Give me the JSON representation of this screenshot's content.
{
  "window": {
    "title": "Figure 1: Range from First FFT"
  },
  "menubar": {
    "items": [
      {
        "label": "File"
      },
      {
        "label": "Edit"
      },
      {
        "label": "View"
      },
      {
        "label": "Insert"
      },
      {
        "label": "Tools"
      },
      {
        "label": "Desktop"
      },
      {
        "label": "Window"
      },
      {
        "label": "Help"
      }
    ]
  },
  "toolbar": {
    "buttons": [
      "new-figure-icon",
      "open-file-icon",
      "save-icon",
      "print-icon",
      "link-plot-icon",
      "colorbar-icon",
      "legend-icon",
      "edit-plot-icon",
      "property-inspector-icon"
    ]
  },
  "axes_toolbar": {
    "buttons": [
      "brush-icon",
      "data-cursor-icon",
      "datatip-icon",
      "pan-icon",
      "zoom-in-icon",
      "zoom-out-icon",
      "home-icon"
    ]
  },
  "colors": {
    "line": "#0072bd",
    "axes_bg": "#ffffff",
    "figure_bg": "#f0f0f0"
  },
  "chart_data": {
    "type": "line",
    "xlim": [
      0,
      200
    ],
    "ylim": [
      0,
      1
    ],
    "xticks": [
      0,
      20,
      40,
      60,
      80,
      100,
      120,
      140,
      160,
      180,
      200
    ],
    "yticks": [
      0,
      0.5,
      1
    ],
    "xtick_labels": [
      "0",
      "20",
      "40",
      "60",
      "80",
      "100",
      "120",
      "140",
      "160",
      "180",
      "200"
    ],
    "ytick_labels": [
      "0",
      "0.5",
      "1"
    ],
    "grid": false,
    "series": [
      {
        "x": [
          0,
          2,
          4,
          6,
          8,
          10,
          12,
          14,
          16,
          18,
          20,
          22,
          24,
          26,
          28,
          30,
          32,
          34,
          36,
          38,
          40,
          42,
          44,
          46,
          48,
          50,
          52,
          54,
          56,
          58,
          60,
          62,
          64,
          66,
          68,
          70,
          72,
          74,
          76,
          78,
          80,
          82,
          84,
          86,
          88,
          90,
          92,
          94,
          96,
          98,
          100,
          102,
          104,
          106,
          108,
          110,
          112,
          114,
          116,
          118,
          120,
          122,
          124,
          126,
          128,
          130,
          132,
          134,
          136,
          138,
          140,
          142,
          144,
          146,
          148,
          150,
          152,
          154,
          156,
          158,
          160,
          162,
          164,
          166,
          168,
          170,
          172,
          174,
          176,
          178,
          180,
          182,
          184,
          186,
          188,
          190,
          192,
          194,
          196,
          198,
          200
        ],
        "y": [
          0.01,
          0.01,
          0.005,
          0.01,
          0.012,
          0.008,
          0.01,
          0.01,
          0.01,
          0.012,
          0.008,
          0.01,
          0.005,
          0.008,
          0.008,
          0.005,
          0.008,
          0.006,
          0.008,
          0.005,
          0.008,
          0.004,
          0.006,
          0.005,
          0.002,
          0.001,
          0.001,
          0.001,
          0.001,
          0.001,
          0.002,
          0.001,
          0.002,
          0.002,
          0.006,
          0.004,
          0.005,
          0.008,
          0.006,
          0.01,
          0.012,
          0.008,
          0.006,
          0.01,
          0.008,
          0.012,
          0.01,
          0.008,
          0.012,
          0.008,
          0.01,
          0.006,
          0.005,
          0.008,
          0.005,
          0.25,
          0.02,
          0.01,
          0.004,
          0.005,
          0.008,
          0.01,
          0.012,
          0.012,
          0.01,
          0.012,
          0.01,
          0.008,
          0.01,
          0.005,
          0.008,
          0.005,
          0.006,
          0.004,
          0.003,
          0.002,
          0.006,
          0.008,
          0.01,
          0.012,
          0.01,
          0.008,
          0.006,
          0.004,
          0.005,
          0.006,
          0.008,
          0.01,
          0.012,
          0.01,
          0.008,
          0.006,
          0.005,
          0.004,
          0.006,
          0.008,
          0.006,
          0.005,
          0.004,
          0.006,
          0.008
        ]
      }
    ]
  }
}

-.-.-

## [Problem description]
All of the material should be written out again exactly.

## [Your solution]
Give me the JSON representation of this screenshot's content.
{
  "window": {
    "title": "Figure 1: Range from First FFT"
  },
  "menubar": {
    "items": [
      {
        "label": "File"
      },
      {
        "label": "Edit"
      },
      {
        "label": "View"
      },
      {
        "label": "Insert"
      },
      {
        "label": "Tools"
      },
      {
        "label": "Desktop"
      },
      {
        "label": "Window"
      },
      {
        "label": "Help"
      }
    ]
  },
  "toolbar": {
    "buttons": [
      "new-figure-icon",
      "open-file-icon",
      "save-icon",
      "print-icon",
      "link-plot-icon",
      "colorbar-icon",
      "legend-icon",
      "edit-plot-icon",
      "property-inspector-icon"
    ]
  },
  "axes_toolbar": {
    "buttons": [
      "brush-icon",
      "data-cursor-icon",
      "datatip-icon",
      "pan-icon",
      "zoom-in-icon",
      "zoom-out-icon",
      "home-icon"
    ]
  },
  "colors": {
    "line": "#0072bd",
    "axes_bg": "#ffffff",
    "figure_bg": "#f0f0f0"
  },
  "chart_data": {
    "type": "line",
    "xlim": [
      0,
      200
    ],
    "ylim": [
      0,
      1
    ],
    "xticks": [
      0,
      20,
      40,
      60,
      80,
      100,
      120,
      140,
      160,
      180,
      200
    ],
    "yticks": [
      0,
      0.5,
      1
    ],
    "xtick_labels": [
      "0",
      "20",
      "40",
      "60",
      "80",
      "100",
      "120",
      "140",
      "160",
      "180",
      "200"
    ],
    "ytick_labels": [
      "0",
      "0.5",
      "1"
    ],
    "grid": false,
    "series": [
      {
        "x": [
          0,
          2,
          4,
          6,
          8,
          10,
          12,
          14,
          16,
          18,
          20,
          22,
          24,
          26,
          28,
          30,
          32,
          34,
          36,
          38,
          40,
          42,
          44,
          46,
          48,
          50,
          52,
          54,
          56,
          58,
          60,
          62,
          64,
          66,
          68,
          70,
          72,
          74,
          76,
          78,
          80,
          82,
          84,
          86,
          88,
          90,
          92,
          94,
          96,
          98,
          100,
          102,
          104,
          106,
          108,
          110,
          112,
          114,
          116,
          118,
          120,
          122,
          124,
          126,
          128,
          130,
          132,
          134,
          136,
          138,
          140,
          142,
          144,
          146,
          148,
          150,
          152,
          154,
          156,
          158,
          160,
          162,
          164,
          166,
          168,
          170,
          172,
          174,
          176,
          178,
          180,
          182,
          184,
          186,
          188,
          190,
          192,
          194,
          196,
          198,
          200
        ],
        "y": [
          0.01,
          0.01,
          0.005,
          0.01,
          0.012,
          0.008,
          0.01,
          0.01,
          0.01,
          0.012,
          0.008,
          0.01,
          0.005,
          0.008,
          0.008,
          0.005,
          0.008,
          0.006,
          0.008,
          0.005,
          0.008,
          0.004,
          0.006,
          0.005,
          0.002,
          0.001,
          0.001,
          0.001,
          0.001,
          0.001,
          0.002,
          0.001,
          0.002,
          0.002,
          0.006,
          0.004,
          0.005,
          0.008,
          0.006,
          0.01,
          0.012,
          0.008,
          0.006,
          0.01,
          0.008,
          0.012,
          0.01,
          0.008,
          0.012,
          0.008,
          0.01,
          0.006,
          0.005,
          0.008,
          0.005,
          0.25,
          0.02,
          0.01,
          0.004,
          0.005,
          0.008,
          0.01,
          0.012,
          0.012,
          0.01,
          0.012,
          0.01,
          0.008,
          0.01,
          0.005,
          0.008,
          0.005,
          0.006,
          0.004,
          0.003,
          0.002,
          0.006,
          0.008,
          0.01,
          0.012,
          0.01,
          0.008,
          0.006,
          0.004,
          0.005,
          0.006,
          0.008,
          0.01,
          0.012,
          0.01,
          0.008,
          0.006,
          0.005,
          0.004,
          0.006,
          0.008,
          0.006,
          0.005,
          0.004,
          0.006,
          0.008
        ]
      }
    ]
  }
}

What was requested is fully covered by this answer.